Google Shelves Nexus Q, Gives It Away For Free (GOOG)August 1, 2012 3:32 pm ·
It looks like “the world’s first social streaming player” won’t be making its debut quite yet. After receiving a considerable amount of feedback on the Nexus Q’s daunting price tag yet less impressive feature set, the folks at Google decided that delaying the release of its enticing entertainment orb would be best in the long run. In fact, if users happen upon the Google Play website, all that remains of the Nexus Q page is a picture of the gadget alongside a space to sign up to receive a notification on its future release.
Explaining its decision to shelve the Nexus Q project for the time being on Wednesday, Google made the following announcement to those who pre-ordered the devices (originally published on The Verge):

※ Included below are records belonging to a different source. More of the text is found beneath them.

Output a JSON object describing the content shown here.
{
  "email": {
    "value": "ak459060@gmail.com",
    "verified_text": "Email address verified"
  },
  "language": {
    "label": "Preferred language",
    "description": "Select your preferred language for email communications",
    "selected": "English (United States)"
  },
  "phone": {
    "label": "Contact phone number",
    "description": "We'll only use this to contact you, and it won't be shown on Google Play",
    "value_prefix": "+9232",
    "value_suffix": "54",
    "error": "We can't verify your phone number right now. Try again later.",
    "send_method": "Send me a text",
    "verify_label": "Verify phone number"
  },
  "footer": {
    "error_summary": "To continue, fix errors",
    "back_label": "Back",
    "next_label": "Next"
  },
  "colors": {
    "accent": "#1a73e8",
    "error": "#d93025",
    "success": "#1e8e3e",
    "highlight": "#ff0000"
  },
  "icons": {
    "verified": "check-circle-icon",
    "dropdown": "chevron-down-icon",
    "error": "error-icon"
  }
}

We have an important update about your Nexus Q pre-order.
When we announced the Nexus Q at Google I/O, we gave away devices to attendees for an early preview. The industrial design and hardware were met with great enthusiasm. We also heard initial feedback from users that they want the Nexus Q to do even more than it does today. In response, we have decided to postpone the consumer launch of Nexus Q while we work on making it even better.
Google’s decision came as a welcome one among critics of the Nexus Q’s $300 price tag which, when compared to the capabilities of devices like the Roku and Apple TV—both of which cost a third of the price or less—seemed a bit steep for even the most dedicated of Google fans. Then again, part of the Nexus Q’s claim to fame, as Google eagerly pointed out during I/O, is the fact that, unlike its aforementioned competitors, the Nexus Q will be made in the United States.
This would serve to explain away at least a portion of the price disparity, but certainly not all of it—especially given how limited the Google gadget’s capabilities are in comparison to its closest counterparts. Of course, the question then becomes, what will Google do to match the Nexus Q’s currently limited usefulness to its clear aesthetic appeal without driving the price even higher?
(If you know, by all means, please share your ideas and thoughts in the comments below!)
Clearly, Google is headed in a very lucrative direction by shifting its sights to powering the home entertainment experience. And by introducing a device that acts as a conduit between the cloud and users’ home entertainment devices (TVs, stereos, etc.), Google has immediately done away with the inconvenience and potential limitations brought on by constant downloading and syncing by introducing the Nexus Q. Add to that the unmatched Google ecosystem, flush with more content than any one person could ever consume, and one realizes that it’s just a matter of time before Google is the standard-bearer in long-sought-after area of user activity.
However, achieving that dream scenario still rests quite strongly on how well Google controls the Q’s cost as it seeks to cross that threshold.
To Google’s credit, the company has made a substantial investment in its image to buy itself some time as it works through the Nexus Q delay. From its “Made in the USA” promise to its admirable confession that the Nexus Q wasn’t ready for consumer release, Google has undeniably earned itself some time to get this thing right without losing would-be customers.
As for the people who caused Google’s American-made entertainment orb to sell out as soon as it debuted at the I/O conference, they arguably have reason to celebrate the delay. You see, there was more to Google’s announcement to pre-orderers:
To thank you for your early interest, we’d like to extend the Nexus Q preview to our pre-order customers and send you a free device. If you had other items in your order, your credit card will be charged for those items only.
Your Nexus Q will be on its way soon and you will receive a notification and tracking number from Google Play when it ships.
The Nexus Q Team
Well done, Google. Here’s to hoping this becomes standard operating procedure throughout the industry.